Fields and Matter
A force is
exerted on an electric charge by an electric field. Positive charges
accelerate in the direction of the applied field while negative charges
accelerate opposite to the direction of the electric field. Charge
currents, on the other hand, deflect perpendicular to both the
direction of the magnetic field and perpendicular to the flow of current.
Since electric forces tend to be larger than magnetic
forces, we will ignore magnetic fields for now.
Dipole Moment
As shown below (Figure (a)),
a uniform electric field causes the positive and negative charges to
separate. The equilibrium distance, d, between the charges is
determined by the competition between the applied electric field, which
pulls the two charges apart, and the active force between the positive
and negative charge.
As shown in Figure (b), the
dipole moment, p, is a vector defined as the product
of the magnitude of each charge and distance between the two charges.
The dipole moment is a vector that points from positive to negative
charge and is represented by the black arrow.
Quadrupole Moment
The electric field of a plane wave at one snapshot in
time is illustrated in the left hand portion of the figure below. Due
to the sinusoidal spatial variation of the electric field, the dipole
moment induced at one point in space is oriented in the opposite
direction to the adjacent dipole moment, as shown in the right part of
the figure.
Recall that the electric dipole moment is a
property of two opposite charges that are spatially separated.
Analogously, a quadrupole moment is the property of a pair of dipoles
that are spatially separated and point in opposite directions.
Quadrupole moments are induced when the
electric field is different in two points within a material. We call
such fields inhomogeneous. Thus, dipoles are induced in a uniform
electric field while quadrupole are formed in a field gradient.
Higher Order Moments
One possible arrangement for an octupole and dodecapole
moment are shown in the figure below. To create the next higher moment,

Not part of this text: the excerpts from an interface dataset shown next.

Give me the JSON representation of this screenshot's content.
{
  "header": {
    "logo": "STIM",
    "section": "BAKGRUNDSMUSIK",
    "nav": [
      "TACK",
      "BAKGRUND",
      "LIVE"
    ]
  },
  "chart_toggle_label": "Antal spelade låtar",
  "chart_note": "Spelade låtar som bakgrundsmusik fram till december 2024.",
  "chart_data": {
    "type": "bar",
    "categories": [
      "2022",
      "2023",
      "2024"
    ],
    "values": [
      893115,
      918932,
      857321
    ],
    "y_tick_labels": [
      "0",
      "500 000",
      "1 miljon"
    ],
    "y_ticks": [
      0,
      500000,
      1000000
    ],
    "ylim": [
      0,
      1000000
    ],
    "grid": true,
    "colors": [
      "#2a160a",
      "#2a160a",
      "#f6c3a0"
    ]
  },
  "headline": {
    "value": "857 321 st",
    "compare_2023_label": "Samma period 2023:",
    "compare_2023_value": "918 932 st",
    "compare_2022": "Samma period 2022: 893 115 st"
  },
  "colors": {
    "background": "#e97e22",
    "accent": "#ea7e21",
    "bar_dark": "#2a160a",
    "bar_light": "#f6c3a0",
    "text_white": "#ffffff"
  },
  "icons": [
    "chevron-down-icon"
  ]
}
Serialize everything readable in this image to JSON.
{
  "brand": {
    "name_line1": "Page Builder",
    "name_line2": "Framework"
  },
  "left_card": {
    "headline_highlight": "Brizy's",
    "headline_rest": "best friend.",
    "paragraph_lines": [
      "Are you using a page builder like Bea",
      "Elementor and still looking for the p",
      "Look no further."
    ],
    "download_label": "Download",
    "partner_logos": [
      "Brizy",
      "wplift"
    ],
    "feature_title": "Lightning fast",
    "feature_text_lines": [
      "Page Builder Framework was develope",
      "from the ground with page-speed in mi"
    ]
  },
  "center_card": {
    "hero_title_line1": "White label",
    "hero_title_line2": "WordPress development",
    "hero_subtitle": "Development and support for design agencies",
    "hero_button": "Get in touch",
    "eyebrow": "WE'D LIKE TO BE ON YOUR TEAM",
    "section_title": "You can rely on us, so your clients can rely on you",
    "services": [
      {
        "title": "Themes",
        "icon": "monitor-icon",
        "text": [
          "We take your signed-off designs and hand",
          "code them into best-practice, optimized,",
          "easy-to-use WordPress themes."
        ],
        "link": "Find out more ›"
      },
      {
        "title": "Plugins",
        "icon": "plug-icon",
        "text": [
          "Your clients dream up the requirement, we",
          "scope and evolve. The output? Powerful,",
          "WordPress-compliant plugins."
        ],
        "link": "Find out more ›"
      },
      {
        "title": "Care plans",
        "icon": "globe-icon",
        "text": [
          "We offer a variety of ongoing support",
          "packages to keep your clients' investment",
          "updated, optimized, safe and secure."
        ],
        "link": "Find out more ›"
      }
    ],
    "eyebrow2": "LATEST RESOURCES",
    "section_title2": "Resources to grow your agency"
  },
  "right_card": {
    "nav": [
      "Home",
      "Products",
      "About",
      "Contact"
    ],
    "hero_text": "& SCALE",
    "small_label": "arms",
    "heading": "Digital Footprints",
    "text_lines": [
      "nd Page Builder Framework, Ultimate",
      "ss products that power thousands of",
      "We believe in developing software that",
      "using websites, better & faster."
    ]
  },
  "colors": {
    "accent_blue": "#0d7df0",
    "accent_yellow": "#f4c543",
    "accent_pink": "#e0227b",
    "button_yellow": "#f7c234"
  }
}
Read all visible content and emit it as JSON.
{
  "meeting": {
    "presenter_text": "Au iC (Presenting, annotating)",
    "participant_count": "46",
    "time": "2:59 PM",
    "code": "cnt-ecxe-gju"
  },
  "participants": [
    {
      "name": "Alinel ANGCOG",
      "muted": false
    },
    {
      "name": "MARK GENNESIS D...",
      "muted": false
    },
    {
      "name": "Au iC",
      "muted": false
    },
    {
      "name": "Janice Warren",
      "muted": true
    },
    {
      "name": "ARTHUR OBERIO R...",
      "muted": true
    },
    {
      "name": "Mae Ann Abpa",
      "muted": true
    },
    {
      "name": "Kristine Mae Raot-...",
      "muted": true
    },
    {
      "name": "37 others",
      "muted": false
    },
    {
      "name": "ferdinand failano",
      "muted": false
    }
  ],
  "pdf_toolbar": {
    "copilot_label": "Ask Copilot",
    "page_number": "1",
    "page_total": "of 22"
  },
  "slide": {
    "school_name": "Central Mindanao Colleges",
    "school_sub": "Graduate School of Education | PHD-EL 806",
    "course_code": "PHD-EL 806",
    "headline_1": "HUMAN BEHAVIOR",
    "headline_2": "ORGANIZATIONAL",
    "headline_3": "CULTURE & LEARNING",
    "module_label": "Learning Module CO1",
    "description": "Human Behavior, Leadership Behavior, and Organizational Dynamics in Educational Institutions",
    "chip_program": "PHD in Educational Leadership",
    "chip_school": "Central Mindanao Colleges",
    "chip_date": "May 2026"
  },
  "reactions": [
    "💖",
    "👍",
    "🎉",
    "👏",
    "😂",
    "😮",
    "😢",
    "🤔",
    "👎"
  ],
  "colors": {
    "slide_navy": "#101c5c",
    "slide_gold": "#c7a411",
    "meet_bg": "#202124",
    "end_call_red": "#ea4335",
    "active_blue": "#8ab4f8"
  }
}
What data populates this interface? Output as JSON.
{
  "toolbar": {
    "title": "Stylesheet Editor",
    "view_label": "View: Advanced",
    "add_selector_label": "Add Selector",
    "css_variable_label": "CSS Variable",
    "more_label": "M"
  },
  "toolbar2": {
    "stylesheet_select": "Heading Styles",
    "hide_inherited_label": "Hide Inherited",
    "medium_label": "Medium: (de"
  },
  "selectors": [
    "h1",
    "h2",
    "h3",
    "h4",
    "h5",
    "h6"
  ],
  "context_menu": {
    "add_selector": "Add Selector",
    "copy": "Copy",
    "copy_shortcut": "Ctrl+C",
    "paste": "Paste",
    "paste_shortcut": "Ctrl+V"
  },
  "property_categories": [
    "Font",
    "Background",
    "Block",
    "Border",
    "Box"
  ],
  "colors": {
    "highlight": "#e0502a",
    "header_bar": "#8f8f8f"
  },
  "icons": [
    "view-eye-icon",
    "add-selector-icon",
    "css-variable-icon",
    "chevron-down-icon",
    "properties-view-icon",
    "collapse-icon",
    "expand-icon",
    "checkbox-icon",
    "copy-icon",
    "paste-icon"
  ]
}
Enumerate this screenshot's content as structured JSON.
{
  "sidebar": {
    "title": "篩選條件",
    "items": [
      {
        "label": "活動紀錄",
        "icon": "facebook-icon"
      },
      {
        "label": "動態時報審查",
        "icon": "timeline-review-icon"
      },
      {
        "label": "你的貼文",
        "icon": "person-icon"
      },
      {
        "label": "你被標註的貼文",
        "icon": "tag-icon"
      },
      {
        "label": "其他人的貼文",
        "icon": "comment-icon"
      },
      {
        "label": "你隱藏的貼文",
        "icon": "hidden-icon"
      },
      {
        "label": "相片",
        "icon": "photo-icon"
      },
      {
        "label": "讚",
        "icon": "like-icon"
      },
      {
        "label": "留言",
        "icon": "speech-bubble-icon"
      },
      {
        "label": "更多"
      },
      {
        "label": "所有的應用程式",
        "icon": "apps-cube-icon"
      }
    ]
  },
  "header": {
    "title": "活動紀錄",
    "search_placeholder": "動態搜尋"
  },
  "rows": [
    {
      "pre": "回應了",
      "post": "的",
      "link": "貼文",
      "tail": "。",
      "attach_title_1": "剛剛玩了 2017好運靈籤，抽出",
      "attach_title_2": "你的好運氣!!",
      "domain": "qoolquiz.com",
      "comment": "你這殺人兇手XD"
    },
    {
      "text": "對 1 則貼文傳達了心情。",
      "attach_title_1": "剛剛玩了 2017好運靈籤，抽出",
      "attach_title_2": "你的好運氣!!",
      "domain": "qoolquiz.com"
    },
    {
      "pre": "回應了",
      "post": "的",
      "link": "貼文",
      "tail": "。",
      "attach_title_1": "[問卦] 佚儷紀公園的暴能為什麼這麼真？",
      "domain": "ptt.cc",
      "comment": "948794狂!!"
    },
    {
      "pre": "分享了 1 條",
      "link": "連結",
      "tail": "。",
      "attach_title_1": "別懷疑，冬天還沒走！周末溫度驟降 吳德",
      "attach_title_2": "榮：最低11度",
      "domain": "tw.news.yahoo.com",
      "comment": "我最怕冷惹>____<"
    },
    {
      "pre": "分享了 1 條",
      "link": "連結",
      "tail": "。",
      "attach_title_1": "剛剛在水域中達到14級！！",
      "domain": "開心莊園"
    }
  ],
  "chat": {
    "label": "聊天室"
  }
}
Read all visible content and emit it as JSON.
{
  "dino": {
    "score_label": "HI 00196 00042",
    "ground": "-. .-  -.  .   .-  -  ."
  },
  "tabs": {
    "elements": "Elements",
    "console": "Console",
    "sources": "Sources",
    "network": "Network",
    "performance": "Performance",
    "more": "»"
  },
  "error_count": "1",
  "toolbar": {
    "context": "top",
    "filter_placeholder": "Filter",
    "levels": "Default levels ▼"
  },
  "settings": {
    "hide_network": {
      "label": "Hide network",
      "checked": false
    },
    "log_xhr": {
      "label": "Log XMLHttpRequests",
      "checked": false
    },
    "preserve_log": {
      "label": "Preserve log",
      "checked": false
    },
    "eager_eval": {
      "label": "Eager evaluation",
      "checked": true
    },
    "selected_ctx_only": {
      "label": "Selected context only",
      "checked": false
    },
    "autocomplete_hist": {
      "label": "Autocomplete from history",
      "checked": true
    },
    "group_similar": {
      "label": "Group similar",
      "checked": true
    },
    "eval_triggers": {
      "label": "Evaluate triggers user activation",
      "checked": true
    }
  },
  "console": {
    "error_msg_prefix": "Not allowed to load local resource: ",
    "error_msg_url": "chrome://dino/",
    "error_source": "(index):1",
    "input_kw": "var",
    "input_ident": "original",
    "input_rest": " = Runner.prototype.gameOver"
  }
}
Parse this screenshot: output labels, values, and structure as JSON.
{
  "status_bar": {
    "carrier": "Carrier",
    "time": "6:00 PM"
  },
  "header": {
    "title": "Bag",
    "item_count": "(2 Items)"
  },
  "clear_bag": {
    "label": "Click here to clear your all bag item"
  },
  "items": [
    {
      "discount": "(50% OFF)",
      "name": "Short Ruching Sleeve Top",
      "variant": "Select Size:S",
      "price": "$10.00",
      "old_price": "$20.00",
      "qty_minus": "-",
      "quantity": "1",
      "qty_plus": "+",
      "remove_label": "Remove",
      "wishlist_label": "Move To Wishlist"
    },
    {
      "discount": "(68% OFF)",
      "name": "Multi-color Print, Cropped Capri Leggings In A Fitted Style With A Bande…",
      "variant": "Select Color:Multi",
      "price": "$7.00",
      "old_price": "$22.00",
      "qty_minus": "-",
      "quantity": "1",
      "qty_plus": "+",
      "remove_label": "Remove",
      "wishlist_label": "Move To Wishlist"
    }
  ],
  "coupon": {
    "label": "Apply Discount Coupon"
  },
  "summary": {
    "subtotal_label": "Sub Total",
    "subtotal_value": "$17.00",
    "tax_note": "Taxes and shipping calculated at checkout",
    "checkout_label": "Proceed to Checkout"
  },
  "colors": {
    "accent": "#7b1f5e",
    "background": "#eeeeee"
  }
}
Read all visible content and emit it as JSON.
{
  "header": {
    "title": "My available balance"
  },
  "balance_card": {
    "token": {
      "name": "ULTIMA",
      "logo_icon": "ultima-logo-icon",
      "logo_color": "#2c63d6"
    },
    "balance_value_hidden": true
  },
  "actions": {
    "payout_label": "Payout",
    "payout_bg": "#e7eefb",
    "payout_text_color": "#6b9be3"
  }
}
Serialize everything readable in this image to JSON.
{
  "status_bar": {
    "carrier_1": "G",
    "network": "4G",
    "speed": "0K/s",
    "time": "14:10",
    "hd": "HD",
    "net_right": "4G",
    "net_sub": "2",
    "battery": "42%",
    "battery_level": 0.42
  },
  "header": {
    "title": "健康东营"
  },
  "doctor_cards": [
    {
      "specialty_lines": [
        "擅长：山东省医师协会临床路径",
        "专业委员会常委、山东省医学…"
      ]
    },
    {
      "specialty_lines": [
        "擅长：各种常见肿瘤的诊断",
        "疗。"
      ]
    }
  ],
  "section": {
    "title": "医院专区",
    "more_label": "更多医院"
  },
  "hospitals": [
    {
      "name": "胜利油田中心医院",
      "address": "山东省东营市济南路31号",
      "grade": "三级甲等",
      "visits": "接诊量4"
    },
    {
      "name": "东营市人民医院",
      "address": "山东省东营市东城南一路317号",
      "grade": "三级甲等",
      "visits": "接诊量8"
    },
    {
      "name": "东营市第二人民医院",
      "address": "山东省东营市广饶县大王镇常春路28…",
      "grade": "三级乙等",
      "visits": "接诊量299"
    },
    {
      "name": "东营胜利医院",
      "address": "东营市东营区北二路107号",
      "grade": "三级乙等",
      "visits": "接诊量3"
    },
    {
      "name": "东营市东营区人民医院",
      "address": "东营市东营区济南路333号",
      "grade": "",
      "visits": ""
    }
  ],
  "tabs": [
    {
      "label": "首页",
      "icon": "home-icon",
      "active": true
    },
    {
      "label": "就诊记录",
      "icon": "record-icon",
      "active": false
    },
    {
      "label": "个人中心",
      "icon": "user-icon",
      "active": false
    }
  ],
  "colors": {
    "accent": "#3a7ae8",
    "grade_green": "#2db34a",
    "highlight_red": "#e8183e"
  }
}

one continues the pattern of adding another dipole and arranging them
with equal angles. There are other patterns that give higher order
moments and many of these are threedimensional.

Moments in Cartesian Form
The i^{th} Cartesian component of
the dipole moment is expressed as an integral over the charge density, r:
Given the point charges below, the above
integral can be evaluated to yield the expected dipole moment.
Three parameters can be used to describe a
dipole, namely its three cartesian components.
The quadrupole moment is given by
where d_{ij}
is the Kronecker delta. Below is an example of the calculation of the
quadrupole moment for four point charges:
While it may not be obvious, a total of 5
parameters describes a quadrupole.
Spherical Tensors
Spherical tensors can be used to express
moments in a more elegant form. The moments are given by q_{lm}
:
where Y_{lm} are the spherical
harmonics and r the radial variable. l =1 for
the dipole moment, and m can have the values (1,0,1). The quadrupole
moment is given by l =2, with m having values (2,1,0,1,2).
For the moment given by l, there are 2l+1
parameters describing that moment.
For the dipole, the cartesian form is
related to the spherical matrix form by,
Arbitrary Charge Distribution
An arbitrary charge distribution can be
described by its moments. Thus, it is equivalent to describe a
distribution of charge by either its charge density at all points in
space, or by the collection of all moments.
There are many situations in which a charge
distribution is well approximated by a small number of moments. In
these cases, a broad range of phenomena can be described in terms of a
few parameters. For example, light scattering from molecules and atoms
are well described by the dipole approximation.